A research project to identify the problems experienced by grieving parents found plenty of room for improvement. One major concern is that communication with parents is not always sensitive, and staff can lack the specific training required.
For example, after it had been confirmed that a baby had died, we found that staff tended to focus on the mother’s needs – including possible future pregnancies. But the parents’ clear priority was the baby they had just lost. Care will improve only if care providers take care to remember that that every pregnancy matters, not just the successful ones.
It also emerged that decisions were felt to have been made for parents instead of with parents, such as over whether or not to have a caesarean or vaginal still birth. The solution is joint planning to address their fears.

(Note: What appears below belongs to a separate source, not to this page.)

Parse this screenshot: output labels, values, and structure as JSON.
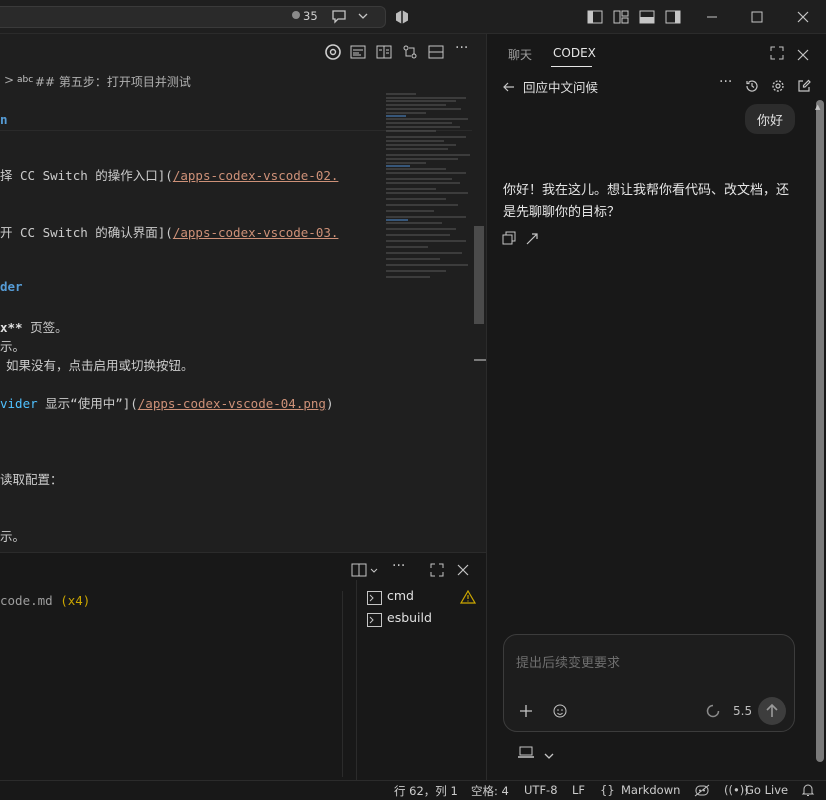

There was also inconsistent discussion about the post-mortem examination of the baby – again because of a lack of training for staff on how to approach such conversations.
Then there is the difficult subject of what happens to the baby that has been lost. “Death Before Birth” is a two-year project running from 2016, which recently published a reporton the options offered to women for what is termed “disposal of pregnancy remains” for losses that occur before 24 weeks gestation.
The Human Tissue Authority (HTA) recommends that women are offered options to have a cremation, a burial, or sensitive incineration. Their guidance emphasises how important it is to respond to each individual woman’s needs and to provide information on all of these options.
Our research, using documents from 50 NHS Trusts in England as well as interviews with hospital bereavement care staff and funeral service professionals, raised clear issues.
First, although women are offered some limited choice for what happens with the pregnancy they lost it is rare for them to be offered all possible options. Second, information about the range of options for disposal available, and how it was discussed, was not consistent. Guidance and information on this most sensitive issue must be better.
The best improvements in care should be informed by suggestions from the parents who have direct experience of pregnancy loss. However our PARENTS I project showed that bereaved parents were often not aware that hospitals were actually holding investigations into the loss of their baby. If they had been, many said they would have been willing to contribute.
Overall, our research has shown that care is not as good as it could and should be. But improvements are possible, as long as we understand what is important to parents.
The launch of a pilot of the newly created National Bereavement Care Pathway in October 2017 is a significant moment in the improvement of care being offered to those who have experienced loss. A collaboration of several charities, patient support groups, royal colleges, and our team at the University of Bristol, it aims to standardise care.
The goal is that hospitals are consistent in what they offer, so that every parent in the UK can have the best possible treatment – regardless of where they live or who is responsible for their care.
Importantly, bereaved parents will be the main drivers of change and improvement. It is time to end patchy care; time to end preventable harm. With their help and involvement in the hospital review of their baby’s death, we can work towards a better standard of care, for everyone.
- The Conversation